Nizha Periaswamy

Yoga is essential to achieve a united body, soul, and mind. Beside asanas (poses), meditation or breathing, food plays an important role in achieving yoga goals.

Yogis believe that food is fundamental to prana (life force). Food that sustains our bodies provide ultimate vitality and health. So it is of utmost importance to choose the types of food to eat that reflect the level of our conscious development.

According to well-known yoga instructor and co-founder of Jivamukti Yoga School, David Life, not everyone can perform a headstand, but everyone eats.

"What you eat has more impact and matters more than whether you can stand on your head," he had said.

Yogic diet is not necessarily about being vegetarian or vegan, but about practising good diet and avoiding food with bad or negative vibes. This includes consuming environmental-friendly food such as farm-reared fish, hormone-free beef, free range chicken, farm-to-table food, vegan, organic, gluten-free, macrobiotic food and more.

Food with bad vives will not only prevent you from achieving oneness (mind, body and soul), but also cause many types of illness, mainly due to low immunity.

Below is a guide to food habits that can improve your immunity:

Remove sugar: Food that contains high sugar, such as canned drinks, pastries, and biscuits should be avoided. This is because sugar can destroy your while blood cells' ability to resist infections for several years.

Avoid additives: Common food additives are found in many food products like frozen meat, crackers, cookies, and fried food. These additives may weaken our immune system against flu and decrease the efficiency of the flu vaccine, through its effects on T cells, which play a crucial role in immune response.

Stay off alcohol: Alcohol dehydrates and weakens the immune system and the body's ability to health itself, researches have shown.

Take garlic and onion: These are rich in antioxidants and selenium, and have antibacterial and antiviral properties. Both garlic and onion are rich in sulphur-containing compounds responsible for many health-promoting effects.

Arm the good bacteria: Our body contains both good and bad bacteria. Good bacterua not only attacks pathogenic bacteria and fungi, but activates suitable white cell reactions against "invaders", and influences your emotional state. Fermented food items such as miso, yogurt, sauerkraut and tempeh, provide probiotics.

Boost the D: Vitamin D is crucial in combatting viruses. Though it will not defend you from catching a virus infection, it certainly helps in lowering the severity of the infection and facilitates faster recovery. The main source of Vitamin D is of course, sunlight. In terms of food, salmon, tuna and mackerel, as well as eggs, cheese and mushrooms are rich in this crucial vitamin.

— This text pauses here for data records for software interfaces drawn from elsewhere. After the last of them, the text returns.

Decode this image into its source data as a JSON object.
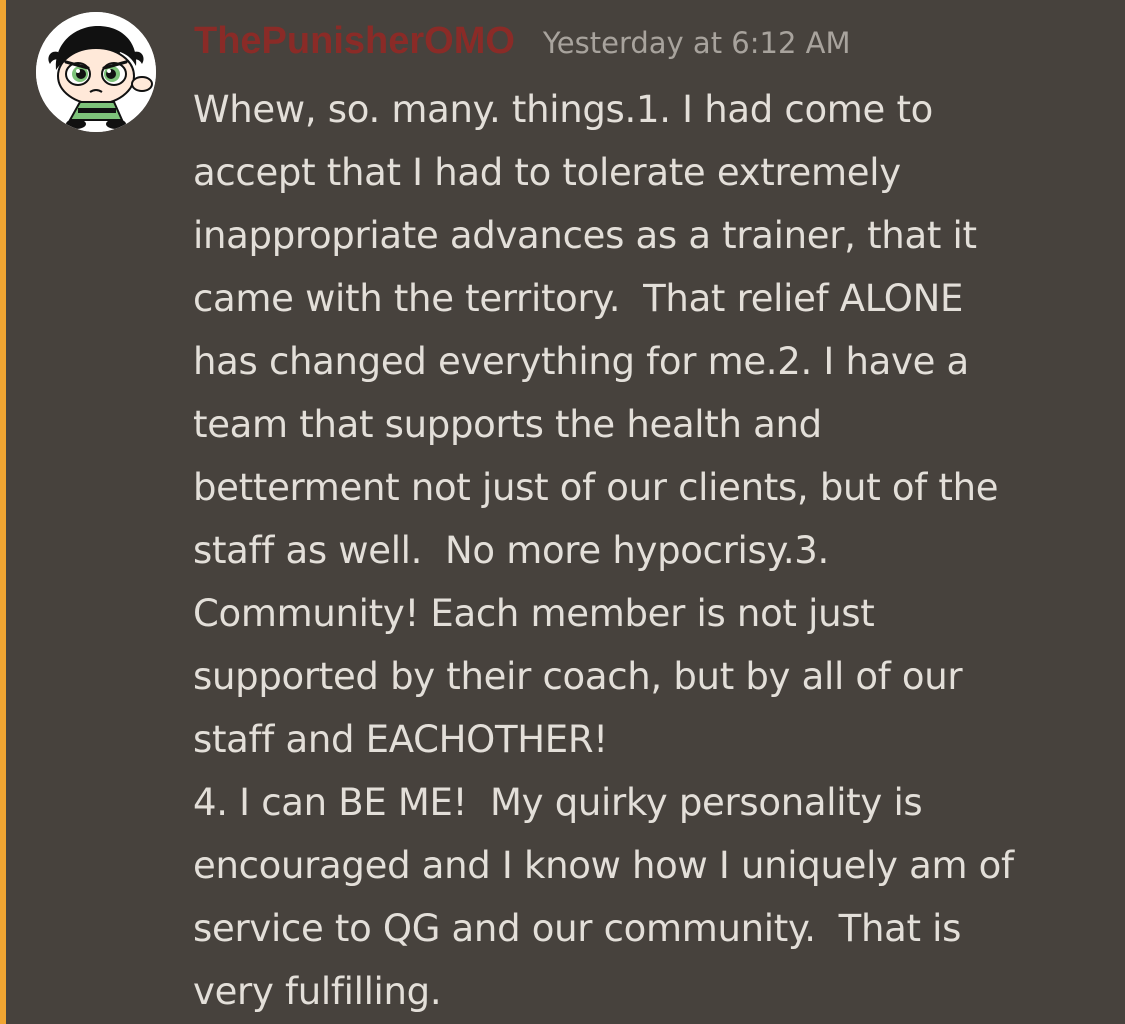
{
  "message": {
    "username": "ThePunisherOMO",
    "timestamp": "Yesterday at 6:12 AM",
    "lines": [
      "Whew, so. many. things.1. I had come to",
      "accept that I had to tolerate extremely",
      "inappropriate advances as a trainer, that it",
      "came with the territory.  That relief ALONE",
      "has changed everything for me.2. I have a",
      "team that supports the health and",
      "betterment not just of our clients, but of the",
      "staff as well.  No more hypocrisy.3.",
      "Community! Each member is not just",
      "supported by their coach, but by all of our",
      "staff and EACHOTHER!",
      "4. I can BE ME!  My quirky personality is",
      "encouraged and I know how I uniquely am of",
      "service to QG and our community.  That is",
      "very fulfilling."
    ]
  },
  "avatar": {
    "icon": "buttercup-avatar-icon"
  },
  "colors": {
    "background": "#47423d",
    "highlight_bar": "#f0a532",
    "username": "#8a2b27",
    "timestamp": "#a8a39d",
    "text": "#e3dfd9"
  }
}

Load up on the spices: Herbs and spices boast of a wide range of health-boosting benefits, and has anti-viral, anti-fungal, and anti-bacteruial properties, among others. Spices such as pepper, cinnamon, turmeric, ginger, carom seed, fennel, nutmeg, and clove are rich in antioxidants, minerals and micronutrients.

Nizha Periaswamy is a yoga instructor and freelance writer.

Photo source: Pexel